Art Pins

[ Thread ][ Subject ][ Author ][ Date ]
Christina Arndt (carndt)
Sat, 13 Jul 1996 10:39:17 -0500

Hi everybody,
I received requests for more information about my art pins. With
the exception of six of the pins which were bought at the museum I
have made all of my pins. I get the reproductions from all of the
catalogs art teachers are always getting. Boston Museum of Art,
Shorewood Print catalog, crizmac, and the back of calendars are my
favorite resources. I work in an assembly line fashion- I rubber
cement the reproductions on mat board, cut them out, cover them with
acrylic gloss medium, and stick a pin on the back. It really does not
take too long and they are practically free. A friend of mine simply
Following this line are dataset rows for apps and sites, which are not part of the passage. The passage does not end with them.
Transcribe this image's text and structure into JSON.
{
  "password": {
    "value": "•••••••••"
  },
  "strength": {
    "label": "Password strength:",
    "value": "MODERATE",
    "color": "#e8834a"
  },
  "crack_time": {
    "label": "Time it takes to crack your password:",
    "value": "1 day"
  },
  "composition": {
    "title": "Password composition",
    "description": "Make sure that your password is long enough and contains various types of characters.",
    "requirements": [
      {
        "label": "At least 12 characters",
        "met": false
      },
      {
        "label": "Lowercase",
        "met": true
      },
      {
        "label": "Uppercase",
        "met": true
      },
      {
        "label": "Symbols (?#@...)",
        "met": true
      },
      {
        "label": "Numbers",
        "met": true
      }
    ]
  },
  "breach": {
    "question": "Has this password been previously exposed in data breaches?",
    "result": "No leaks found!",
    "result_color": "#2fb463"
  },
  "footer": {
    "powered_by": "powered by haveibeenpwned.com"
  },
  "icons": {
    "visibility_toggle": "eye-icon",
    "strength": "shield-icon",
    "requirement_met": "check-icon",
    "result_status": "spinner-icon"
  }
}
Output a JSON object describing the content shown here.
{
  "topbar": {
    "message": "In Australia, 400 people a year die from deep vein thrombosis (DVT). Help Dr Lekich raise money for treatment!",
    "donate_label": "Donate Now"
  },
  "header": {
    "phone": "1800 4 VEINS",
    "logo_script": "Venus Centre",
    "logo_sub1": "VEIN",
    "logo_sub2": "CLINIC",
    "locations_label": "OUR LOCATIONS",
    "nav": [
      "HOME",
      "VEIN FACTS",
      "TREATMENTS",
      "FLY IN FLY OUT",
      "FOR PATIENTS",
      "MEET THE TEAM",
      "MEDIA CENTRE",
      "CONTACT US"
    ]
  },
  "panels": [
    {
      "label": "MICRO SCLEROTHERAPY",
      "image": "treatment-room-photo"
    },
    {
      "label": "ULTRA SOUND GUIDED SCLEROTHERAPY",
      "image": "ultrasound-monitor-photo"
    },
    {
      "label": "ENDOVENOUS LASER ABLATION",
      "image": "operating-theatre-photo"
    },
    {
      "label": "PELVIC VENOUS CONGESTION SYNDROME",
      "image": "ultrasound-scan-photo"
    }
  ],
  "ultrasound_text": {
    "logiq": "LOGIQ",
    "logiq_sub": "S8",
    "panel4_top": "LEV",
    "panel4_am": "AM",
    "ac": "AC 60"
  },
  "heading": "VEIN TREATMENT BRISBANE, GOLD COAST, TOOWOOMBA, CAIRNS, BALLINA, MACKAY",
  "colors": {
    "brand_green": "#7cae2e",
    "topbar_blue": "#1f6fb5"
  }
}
laminates the reproduction and sticks a pin on back. These are a
little hard to see because of the glare and they do not hold up well
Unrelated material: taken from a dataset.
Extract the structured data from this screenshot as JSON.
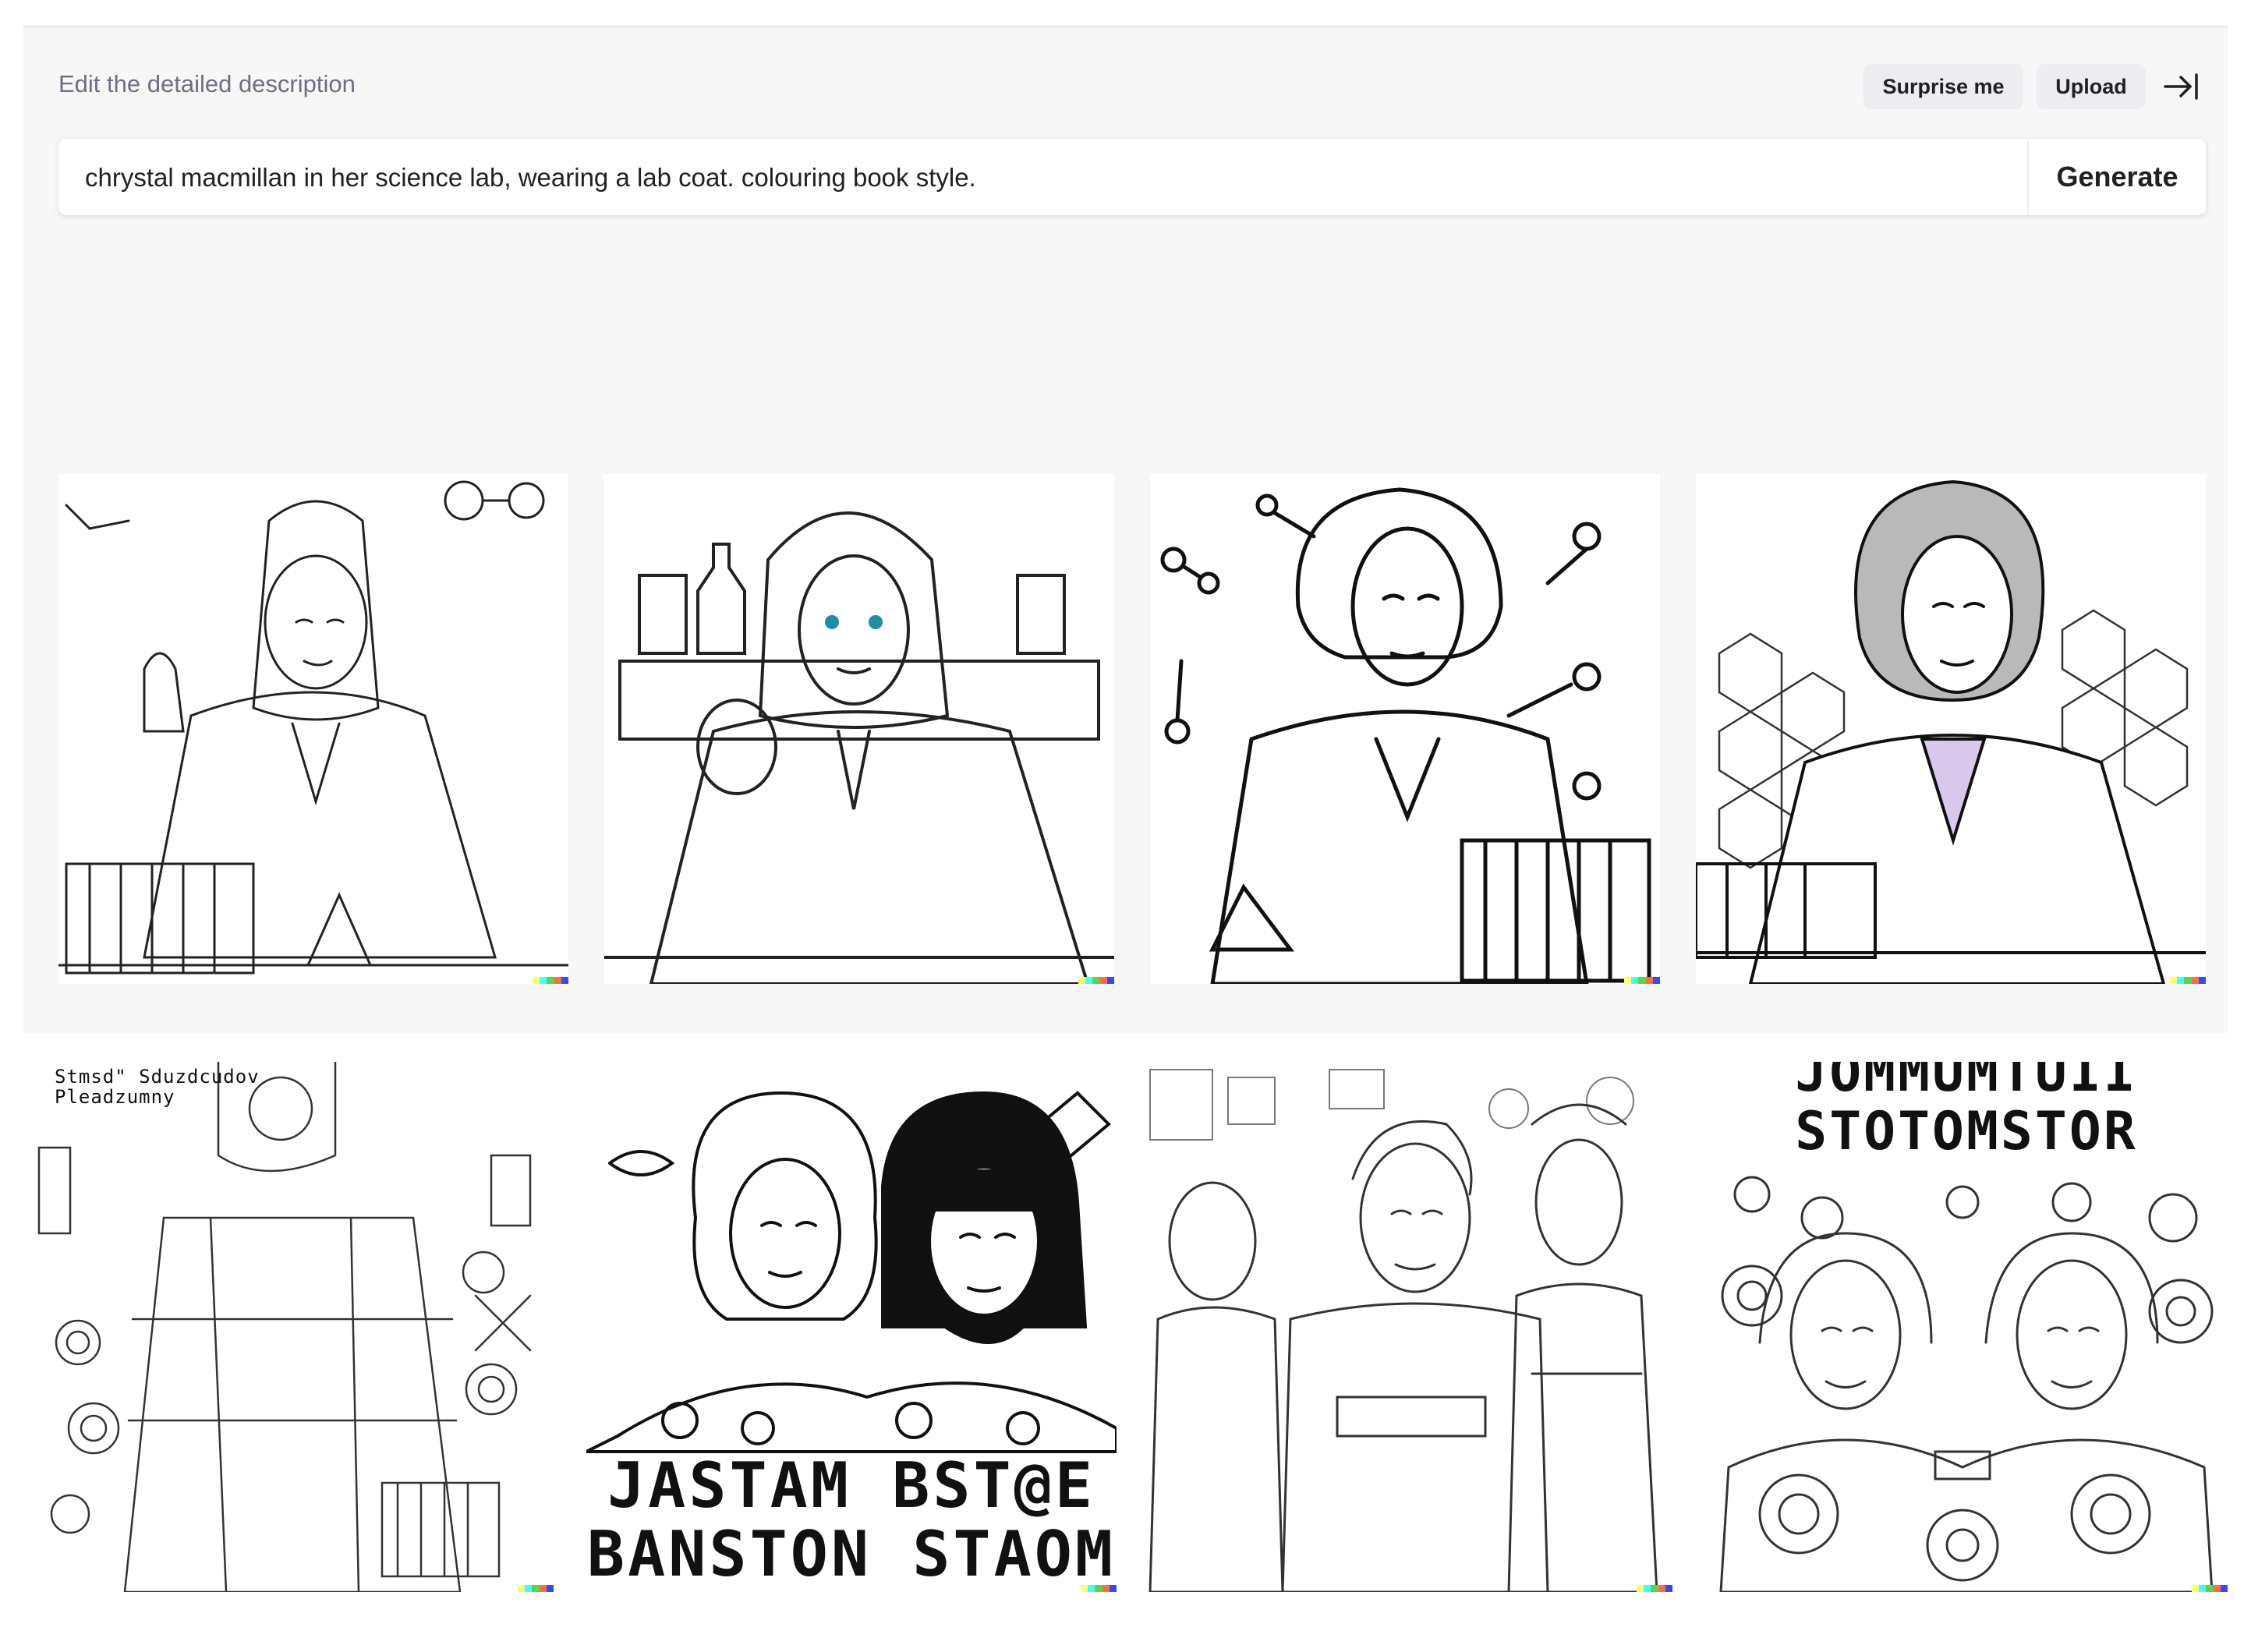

enough for the pin contest. For regular wear the pins are no work at
all. Each morning I pick one from one box and then put it in another
box when I come home. I often wear pins to go with what we have been
studying or are studying.
The pin contest is a lot more work especially as the number of
pins increases. But it is worth it! I have a jacket that I put all
the pins on amazingly enough they still all fit (I am thinking about
switching to a tux with tails for next year with a goal of 275) . I
number all of the pins with drafting tape 1-250 and they go on the
jacket in order so that the students can follow. Students then get a
sheet with all the artists and cultures listed in alphabetical order
with a letter or letter number combination next to each. They also get
a sheet numbered 1-250 with a blank to be filled in with the
appropriate letter from the first sheet. The artist/culture can be
used more than once and every artist listed is used at least once. If
a student does not know how to spell the artist's name they can ask me
and I show them where it is on the sheet. At the end of the three
days students turn in their sheets and I use my key to do the scoring
(this can take awhile, this past year I had 143 students participate)
Some of the questions the students always ask are "How do you get
all those pins on without poking yourself?" and "Is that jacket
heavy?" (yes the jacket is heavy!) Again, the program is alot of work
but as I am surrounded by students asking me to turn or lift an arm
and I hear "OOh that's a VanGogh! Oh, I know this one he is an
Abstract Expressionist. Hmmm, This one reminds me of Matisse because
of the bright colors but it is abstract and not a paper cut." I know
that it is worth it.
Tina Arndt
Sylvania Schools